The through-line of Ranen Miao's life has been his steadfast commitment to the social good. The winner of this year's AU Student Essay Contest, Miao chose to write about the Religious Right's use of religious freedom as a license to discriminate, and why it is essential that advocates for church-state separation reclaim the term itself. I recently spoke with Miao in order to get deeper insight into his upbringing and outlook on issues facing society.
Despite having lived his whole life in New Jersey, Miao is the child of two immigrants. Both his parents grew up under the "immensely repressive" regime in communist China. Chinese authoritarianism, which heavily restricted religious practice and all that comes with it (assembly, community, charitable efforts, etc.), says Miao, gives him deep insight into what "religion does and can do and what it's done in the past."
Starting this fall, Miao will begin his first year at Washington University in St. Louis, a prestigious research institution with an enrollment of about 15,000. Miao intends to study political science in order to "give back to [his] community in some way, whether it be through public service or journalism, education or business."
It's the same spirit he has practiced throughout his life.
In high school, Miao engaged in a plethora of community service activities. Not only did he volunteer with Key Club International, the oldest high school community service program in the country, but also with the Red Cross, the Thirst Project and the New Jersey Federation of Food Banks. As he put it, his volunteerism ran the gamut from a Thanksgiving food drive and smaller bake sales to build wells in Africa to food shelters in New Jersey.

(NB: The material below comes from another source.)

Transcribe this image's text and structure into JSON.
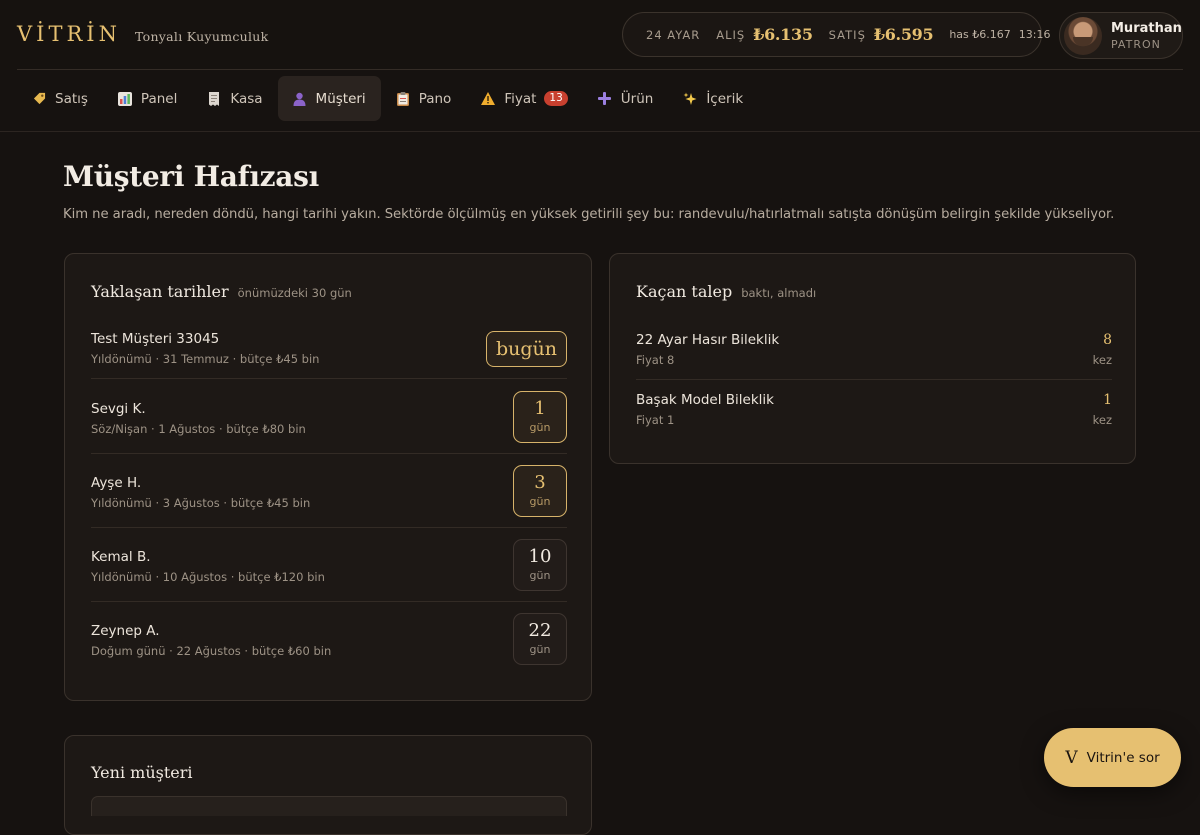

Volunteer work wasn't his only passion in high school, though. Miao is a debate champion. Ranked first in the country for congressional debate, Miao has traveled to over 12 states and the District of Columbia defending his title.

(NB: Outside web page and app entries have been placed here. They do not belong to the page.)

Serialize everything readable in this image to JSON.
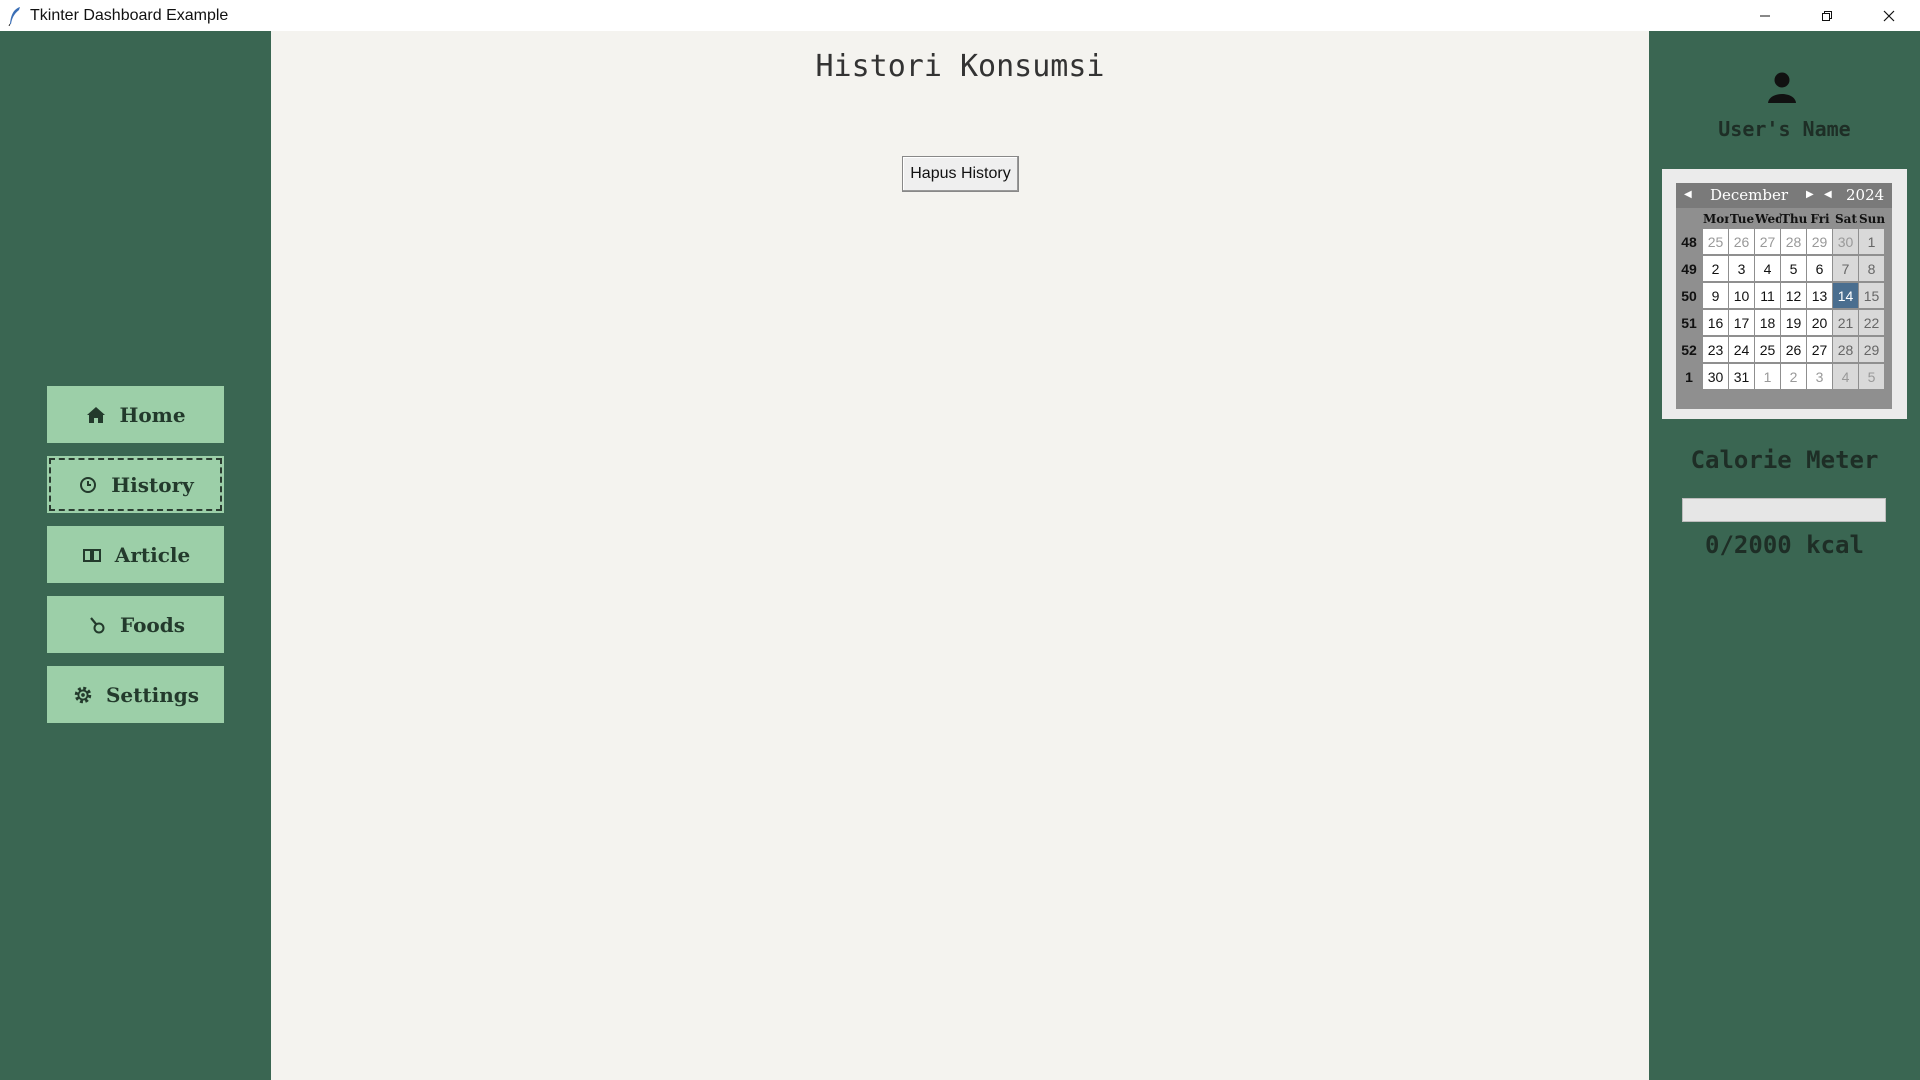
{
  "window": {
    "title": "Tkinter Dashboard Example",
    "controls": [
      "minimize",
      "maximize",
      "close"
    ]
  },
  "sidebar": {
    "items": [
      {
        "label": "Home",
        "icon": "home-icon"
      },
      {
        "label": "History",
        "icon": "clock-icon",
        "focused": true
      },
      {
        "label": "Article",
        "icon": "book-icon"
      },
      {
        "label": "Foods",
        "icon": "food-icon"
      },
      {
        "label": "Settings",
        "icon": "gear-icon"
      }
    ]
  },
  "main": {
    "title": "Histori Konsumsi",
    "clear_button": "Hapus History"
  },
  "user": {
    "name": "User's Name"
  },
  "calendar": {
    "month": "December",
    "year": "2024",
    "weekdays": [
      "Mon",
      "Tue",
      "Wed",
      "Thu",
      "Fri",
      "Sat",
      "Sun"
    ],
    "weeks": [
      {
        "num": "48",
        "days": [
          "25",
          "26",
          "27",
          "28",
          "29",
          "30",
          "1"
        ],
        "other": [
          true,
          true,
          true,
          true,
          true,
          true,
          false
        ]
      },
      {
        "num": "49",
        "days": [
          "2",
          "3",
          "4",
          "5",
          "6",
          "7",
          "8"
        ],
        "other": [
          false,
          false,
          false,
          false,
          false,
          false,
          false
        ]
      },
      {
        "num": "50",
        "days": [
          "9",
          "10",
          "11",
          "12",
          "13",
          "14",
          "15"
        ],
        "other": [
          false,
          false,
          false,
          false,
          false,
          false,
          false
        ]
      },
      {
        "num": "51",
        "days": [
          "16",
          "17",
          "18",
          "19",
          "20",
          "21",
          "22"
        ],
        "other": [
          false,
          false,
          false,
          false,
          false,
          false,
          false
        ]
      },
      {
        "num": "52",
        "days": [
          "23",
          "24",
          "25",
          "26",
          "27",
          "28",
          "29"
        ],
        "other": [
          false,
          false,
          false,
          false,
          false,
          false,
          false
        ]
      },
      {
        "num": "1",
        "days": [
          "30",
          "31",
          "1",
          "2",
          "3",
          "4",
          "5"
        ],
        "other": [
          false,
          false,
          true,
          true,
          true,
          true,
          true
        ]
      }
    ],
    "selected_day": "14",
    "selected_color": "#4a6e8f"
  },
  "calorie": {
    "title": "Calorie Meter",
    "value_text": "0/2000 kcal",
    "progress": 0
  },
  "colors": {
    "sidebar_bg": "#3a6652",
    "nav_button_bg": "#9ccfa8",
    "main_bg": "#f4f3ef"
  }
}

Congressional debate competition "is a form of debate where you pretend to be a mock legislator and speak on bills and resolutions," he explained. It's what made his research into religious freedom laws in this country come easily. Miao is such an excellent debater, in fact, that he traveled to Germany, Singapore, Slovenia and Taiwan as part of the USA Debate Team.

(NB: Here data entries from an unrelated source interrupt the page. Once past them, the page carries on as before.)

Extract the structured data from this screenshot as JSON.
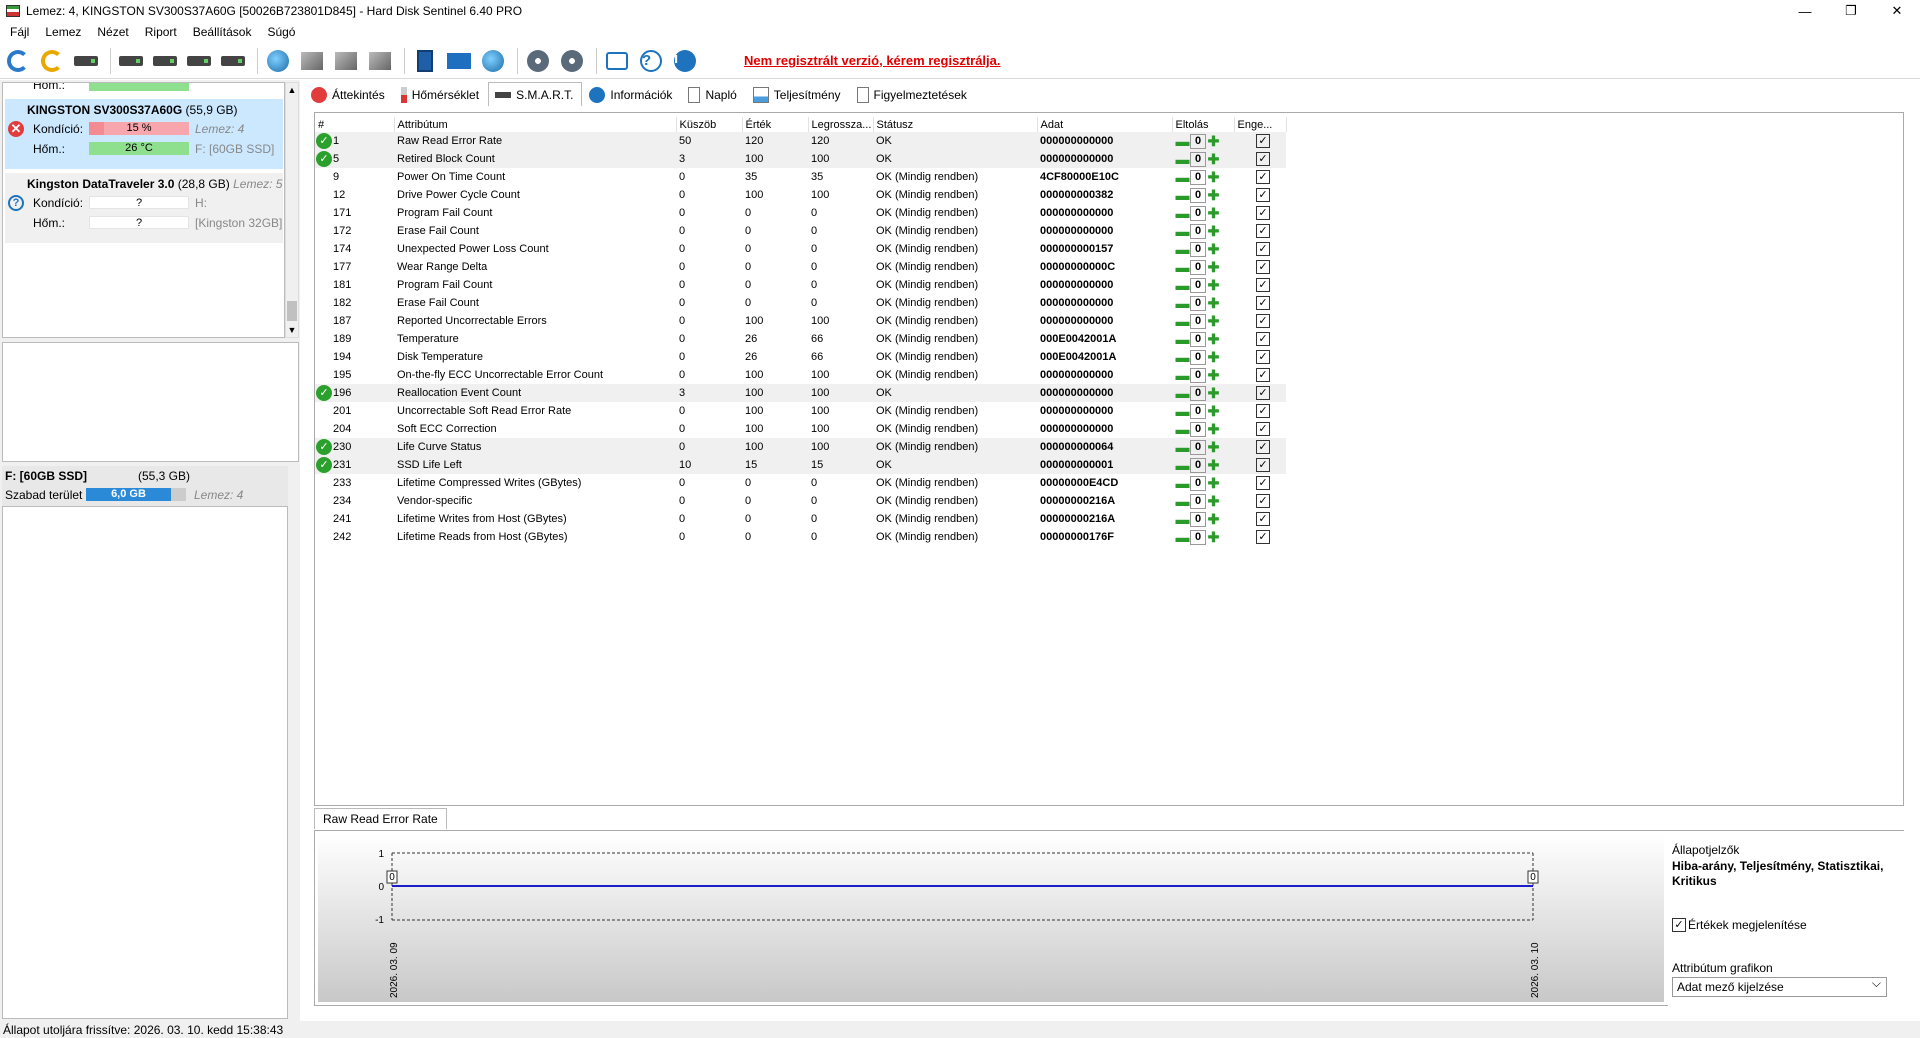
{
  "window": {
    "title": "Lemez: 4, KINGSTON SV300S37A60G [50026B723801D845]  -  Hard Disk Sentinel 6.40 PRO"
  },
  "menu": [
    "Fájl",
    "Lemez",
    "Nézet",
    "Riport",
    "Beállítások",
    "Súgó"
  ],
  "toolbar": {
    "register_text": "Nem regisztrált verzió, kérem regisztrálja."
  },
  "left": {
    "partial_row": "Hőm.:",
    "disk1": {
      "name": "KINGSTON SV300S37A60G",
      "size": "(55,9 GB)",
      "health_label": "Kondíció:",
      "health": "15 %",
      "health_extra": "Lemez: 4",
      "temp_label": "Hőm.:",
      "temp": "26 °C",
      "temp_extra": "F: [60GB SSD]"
    },
    "disk2": {
      "name": "Kingston DataTraveler 3.0",
      "size": "(28,8 GB)",
      "disk_no": "Lemez: 5",
      "health_label": "Kondíció:",
      "health": "?",
      "health_extra": "H:",
      "temp_label": "Hőm.:",
      "temp": "?",
      "temp_extra": "[Kingston 32GB]"
    },
    "volume": {
      "title": "F: [60GB SSD]",
      "size": "(55,3 GB)",
      "free_label": "Szabad terület",
      "free": "6,0 GB",
      "disk_no": "Lemez: 4"
    }
  },
  "tabs": [
    "Áttekintés",
    "Hőmérséklet",
    "S.M.A.R.T.",
    "Információk",
    "Napló",
    "Teljesítmény",
    "Figyelmeztetések"
  ],
  "smart": {
    "columns": [
      "#",
      "Attribútum",
      "Küszöb",
      "Érték",
      "Legrossza...",
      "Státusz",
      "Adat",
      "Eltolás",
      "Enge..."
    ],
    "rows": [
      {
        "id": "1",
        "name": "Raw Read Error Rate",
        "thr": "50",
        "val": "120",
        "worst": "120",
        "status": "OK",
        "data": "000000000000",
        "flag": true
      },
      {
        "id": "5",
        "name": "Retired Block Count",
        "thr": "3",
        "val": "100",
        "worst": "100",
        "status": "OK",
        "data": "000000000000",
        "flag": true
      },
      {
        "id": "9",
        "name": "Power On Time Count",
        "thr": "0",
        "val": "35",
        "worst": "35",
        "status": "OK (Mindig rendben)",
        "data": "4CF80000E10C",
        "flag": false
      },
      {
        "id": "12",
        "name": "Drive Power Cycle Count",
        "thr": "0",
        "val": "100",
        "worst": "100",
        "status": "OK (Mindig rendben)",
        "data": "000000000382",
        "flag": false
      },
      {
        "id": "171",
        "name": "Program Fail Count",
        "thr": "0",
        "val": "0",
        "worst": "0",
        "status": "OK (Mindig rendben)",
        "data": "000000000000",
        "flag": false
      },
      {
        "id": "172",
        "name": "Erase Fail Count",
        "thr": "0",
        "val": "0",
        "worst": "0",
        "status": "OK (Mindig rendben)",
        "data": "000000000000",
        "flag": false
      },
      {
        "id": "174",
        "name": "Unexpected Power Loss Count",
        "thr": "0",
        "val": "0",
        "worst": "0",
        "status": "OK (Mindig rendben)",
        "data": "000000000157",
        "flag": false
      },
      {
        "id": "177",
        "name": "Wear Range Delta",
        "thr": "0",
        "val": "0",
        "worst": "0",
        "status": "OK (Mindig rendben)",
        "data": "00000000000C",
        "flag": false
      },
      {
        "id": "181",
        "name": "Program Fail Count",
        "thr": "0",
        "val": "0",
        "worst": "0",
        "status": "OK (Mindig rendben)",
        "data": "000000000000",
        "flag": false
      },
      {
        "id": "182",
        "name": "Erase Fail Count",
        "thr": "0",
        "val": "0",
        "worst": "0",
        "status": "OK (Mindig rendben)",
        "data": "000000000000",
        "flag": false
      },
      {
        "id": "187",
        "name": "Reported Uncorrectable Errors",
        "thr": "0",
        "val": "100",
        "worst": "100",
        "status": "OK (Mindig rendben)",
        "data": "000000000000",
        "flag": false
      },
      {
        "id": "189",
        "name": "Temperature",
        "thr": "0",
        "val": "26",
        "worst": "66",
        "status": "OK (Mindig rendben)",
        "data": "000E0042001A",
        "flag": false
      },
      {
        "id": "194",
        "name": "Disk Temperature",
        "thr": "0",
        "val": "26",
        "worst": "66",
        "status": "OK (Mindig rendben)",
        "data": "000E0042001A",
        "flag": false
      },
      {
        "id": "195",
        "name": "On-the-fly ECC Uncorrectable Error Count",
        "thr": "0",
        "val": "100",
        "worst": "100",
        "status": "OK (Mindig rendben)",
        "data": "000000000000",
        "flag": false
      },
      {
        "id": "196",
        "name": "Reallocation Event Count",
        "thr": "3",
        "val": "100",
        "worst": "100",
        "status": "OK",
        "data": "000000000000",
        "flag": true
      },
      {
        "id": "201",
        "name": "Uncorrectable Soft Read Error Rate",
        "thr": "0",
        "val": "100",
        "worst": "100",
        "status": "OK (Mindig rendben)",
        "data": "000000000000",
        "flag": false
      },
      {
        "id": "204",
        "name": "Soft ECC Correction",
        "thr": "0",
        "val": "100",
        "worst": "100",
        "status": "OK (Mindig rendben)",
        "data": "000000000000",
        "flag": false
      },
      {
        "id": "230",
        "name": "Life Curve Status",
        "thr": "0",
        "val": "100",
        "worst": "100",
        "status": "OK (Mindig rendben)",
        "data": "000000000064",
        "flag": true
      },
      {
        "id": "231",
        "name": "SSD Life Left",
        "thr": "10",
        "val": "15",
        "worst": "15",
        "status": "OK",
        "data": "000000000001",
        "flag": true
      },
      {
        "id": "233",
        "name": "Lifetime Compressed Writes (GBytes)",
        "thr": "0",
        "val": "0",
        "worst": "0",
        "status": "OK (Mindig rendben)",
        "data": "00000000E4CD",
        "flag": false
      },
      {
        "id": "234",
        "name": "Vendor-specific",
        "thr": "0",
        "val": "0",
        "worst": "0",
        "status": "OK (Mindig rendben)",
        "data": "00000000216A",
        "flag": false
      },
      {
        "id": "241",
        "name": "Lifetime Writes from Host (GBytes)",
        "thr": "0",
        "val": "0",
        "worst": "0",
        "status": "OK (Mindig rendben)",
        "data": "00000000216A",
        "flag": false
      },
      {
        "id": "242",
        "name": "Lifetime Reads from Host (GBytes)",
        "thr": "0",
        "val": "0",
        "worst": "0",
        "status": "OK (Mindig rendben)",
        "data": "00000000176F",
        "flag": false
      }
    ],
    "offset_value": "0"
  },
  "graph": {
    "tab": "Raw Read Error Rate",
    "y_ticks": [
      "1",
      "0",
      "-1"
    ],
    "point_labels": [
      "0",
      "0"
    ],
    "x_labels": [
      "2026. 03. 09",
      "2026. 03. 10"
    ],
    "legend_title": "Állapotjelzők",
    "legend_text": "Hiba-arány, Teljesítmény, Statisztikai, Kritikus",
    "show_values_label": "Értékek megjelenítése",
    "attr_graph_label": "Attribútum grafikon",
    "attr_graph_value": "Adat mező kijelzése"
  },
  "status_bar": "Állapot utoljára frissítve: 2026. 03. 10. kedd 15:38:43"
}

When I asked Miao what had interested him in submitting to the AU student essay contest, he replied that a few years ago he met the Rev. Barry W. Lynn, the former head of...